We Aussies don’t mind a cup of coffee.
In the world ranking of 2008, we come in at 42nd place, with figures showing that, on average, we drank 3.0 kilos of coffee beans each. Australia went through 61,878 metric tonnes of coffee beans that year. This is a big industry.
So it is extremely important that more people make that switch over to organically grown coffee. Not just for our own individual health, but for the health of the growers and the health of the land that it’s grown on.
Organic coffee is grown using natural deterrents, such as special soils, companion planting, or fungus-based pesticides.
Non-organic coffee is grown using toxic pesticides and chemical fertilizers. Lots of it.
In the history of toxic pesticide use, non-organic coffee is one of the most heavily sprayed crops in the world. Also according to the CS Monitor, some conventional farms use as much as 250 pounds of chemical fertilizer per acre.
Switching to organic coffee means we are learning from the range and scale of health problems that these pesticides have created among the many famers and farm workers that have had this toxic exposure over the years.
Switching to organic coffee is also a statement that we want to stop the never-ending reports of contamination in ground water and surface water from agricultural run-off in coffee growing areas.
And if we can increase that demand for organically grown coffee, it will put a stop to the continued application of what has now become a cocktail of toxic chemicals into the soil in many more areas around the world.
Over the decades, many different insecticides and pesticides have been introduced to coffee crops, have been investigated for one reason or another, and then banned, and then replaced with another ‘hopefully’ safer alternative for a while, which then has been investigated and then banned, only to be replaced with yet another toxic successor, which again triggers a belated investigation before, you guessed it, being banned.
Two such products of note are Endosulfan and Diuron.

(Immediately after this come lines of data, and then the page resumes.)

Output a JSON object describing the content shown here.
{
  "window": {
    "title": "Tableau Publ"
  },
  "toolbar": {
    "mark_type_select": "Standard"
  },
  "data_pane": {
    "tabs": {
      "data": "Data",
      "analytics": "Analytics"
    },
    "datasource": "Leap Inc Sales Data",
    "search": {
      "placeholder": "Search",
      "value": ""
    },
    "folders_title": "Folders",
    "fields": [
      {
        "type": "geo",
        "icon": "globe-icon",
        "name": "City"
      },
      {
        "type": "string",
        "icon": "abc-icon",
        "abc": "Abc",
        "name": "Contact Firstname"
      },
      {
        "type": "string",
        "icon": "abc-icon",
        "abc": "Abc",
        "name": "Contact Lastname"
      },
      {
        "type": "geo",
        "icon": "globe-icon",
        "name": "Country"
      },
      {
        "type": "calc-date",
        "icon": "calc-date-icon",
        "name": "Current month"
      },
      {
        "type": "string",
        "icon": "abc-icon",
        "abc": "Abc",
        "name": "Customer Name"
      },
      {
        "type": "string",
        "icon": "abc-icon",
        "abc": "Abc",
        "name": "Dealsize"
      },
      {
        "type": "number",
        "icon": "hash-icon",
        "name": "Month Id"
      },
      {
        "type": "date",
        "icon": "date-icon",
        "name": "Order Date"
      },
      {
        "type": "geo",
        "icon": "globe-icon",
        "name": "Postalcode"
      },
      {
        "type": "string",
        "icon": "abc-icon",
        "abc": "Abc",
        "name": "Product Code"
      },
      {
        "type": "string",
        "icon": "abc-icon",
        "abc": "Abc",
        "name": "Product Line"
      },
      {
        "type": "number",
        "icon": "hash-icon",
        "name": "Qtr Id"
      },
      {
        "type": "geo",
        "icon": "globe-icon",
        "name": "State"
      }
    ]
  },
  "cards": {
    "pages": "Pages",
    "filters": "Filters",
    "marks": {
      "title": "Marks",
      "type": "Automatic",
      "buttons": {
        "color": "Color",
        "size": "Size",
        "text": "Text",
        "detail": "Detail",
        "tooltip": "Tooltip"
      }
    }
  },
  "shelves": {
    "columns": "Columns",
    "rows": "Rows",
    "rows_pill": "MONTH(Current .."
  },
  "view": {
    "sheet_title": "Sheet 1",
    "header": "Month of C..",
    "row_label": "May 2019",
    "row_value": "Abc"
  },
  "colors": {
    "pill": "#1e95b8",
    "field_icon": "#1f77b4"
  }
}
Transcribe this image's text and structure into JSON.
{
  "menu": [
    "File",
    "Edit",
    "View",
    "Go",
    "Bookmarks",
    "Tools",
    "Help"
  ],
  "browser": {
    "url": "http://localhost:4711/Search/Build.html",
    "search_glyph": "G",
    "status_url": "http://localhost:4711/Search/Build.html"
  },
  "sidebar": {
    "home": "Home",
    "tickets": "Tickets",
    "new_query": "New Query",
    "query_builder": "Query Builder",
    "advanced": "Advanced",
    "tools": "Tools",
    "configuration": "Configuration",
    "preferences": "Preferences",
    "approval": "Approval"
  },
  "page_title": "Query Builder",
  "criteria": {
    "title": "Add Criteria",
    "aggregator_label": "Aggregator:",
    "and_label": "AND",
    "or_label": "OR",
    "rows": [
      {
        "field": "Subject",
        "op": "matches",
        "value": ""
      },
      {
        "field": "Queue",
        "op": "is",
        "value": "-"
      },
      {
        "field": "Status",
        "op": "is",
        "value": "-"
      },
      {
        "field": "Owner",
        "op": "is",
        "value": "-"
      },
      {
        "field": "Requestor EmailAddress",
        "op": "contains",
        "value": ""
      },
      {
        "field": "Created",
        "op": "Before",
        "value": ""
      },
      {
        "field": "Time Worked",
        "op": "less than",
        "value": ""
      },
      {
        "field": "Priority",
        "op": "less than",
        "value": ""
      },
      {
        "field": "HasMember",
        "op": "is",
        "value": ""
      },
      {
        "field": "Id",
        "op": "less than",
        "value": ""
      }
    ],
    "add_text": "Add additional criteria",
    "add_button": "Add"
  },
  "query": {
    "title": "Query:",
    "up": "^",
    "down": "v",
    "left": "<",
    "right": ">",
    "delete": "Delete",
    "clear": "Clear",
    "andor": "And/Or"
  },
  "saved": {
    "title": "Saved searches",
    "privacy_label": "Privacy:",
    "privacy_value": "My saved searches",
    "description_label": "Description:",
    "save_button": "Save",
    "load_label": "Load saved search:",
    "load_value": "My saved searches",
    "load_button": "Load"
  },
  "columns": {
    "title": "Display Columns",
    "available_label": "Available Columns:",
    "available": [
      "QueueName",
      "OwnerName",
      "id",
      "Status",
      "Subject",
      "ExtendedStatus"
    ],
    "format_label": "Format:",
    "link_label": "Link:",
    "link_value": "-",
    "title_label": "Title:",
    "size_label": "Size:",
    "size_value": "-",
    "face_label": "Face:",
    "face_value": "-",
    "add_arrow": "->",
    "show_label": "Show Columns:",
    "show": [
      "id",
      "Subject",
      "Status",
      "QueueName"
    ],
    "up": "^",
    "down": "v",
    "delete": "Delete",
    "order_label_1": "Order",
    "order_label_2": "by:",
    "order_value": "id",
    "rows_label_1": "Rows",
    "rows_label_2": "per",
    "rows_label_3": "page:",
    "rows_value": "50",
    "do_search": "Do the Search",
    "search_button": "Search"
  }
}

Endosulfan is a broad spectrum organochlorine insecticide which has recently been listed by the Stockholm Convention as a P.O.P. (a persistent organic pollutant). It is resistant to environmental degradation and therefore persists in the environment. It is capable of long-range transport, can bioaccumulate in human and animal tissue, can biomagnify in food chains, and has potential significant impacts on human health and the environment. It is now targeted for global elimination.
There is a lot of co-operation from environmental organisations (like the 4C Association and Pesticide Action Network) that help farmers around the world in facing this challenge of growing their coffee without using Endosulfan.
In Australia, the ban was placed in 2010. This move was however a reversal from a decision made five years earlier. In 2005, the AVPMA had resisted calls to de-register pesticides that contained Endosulfan. That decision was made on the best available science at the time.
Diuron is a broad-spectrum residual herbicide. In 2002, the APVMA began a review of this herbicide largely because of concerns that it was contaminating marine environment through runoff, but also because of human health concerns. Ten years later, in 2012, the review was concluded and Diuron was no longer to be used for coffee crops (as well as tea, apples, citrus, pears and pawpaws). Many other significant changes were introduced, from this ten-year review.
So, while government bodies continue their ‘trial and error’ approach towards finally finding an affordable form of synthetic pesticide that isn’t harmful to the environment or to humans but still able to kill weeds and bugs (good luck with that), the safest bet for your own sake, and the best thing to do for the environment, is to stick with organic coffee.
Areté Organics serves and sells only organic coffee.
You won’t find a better coffee in the Shire.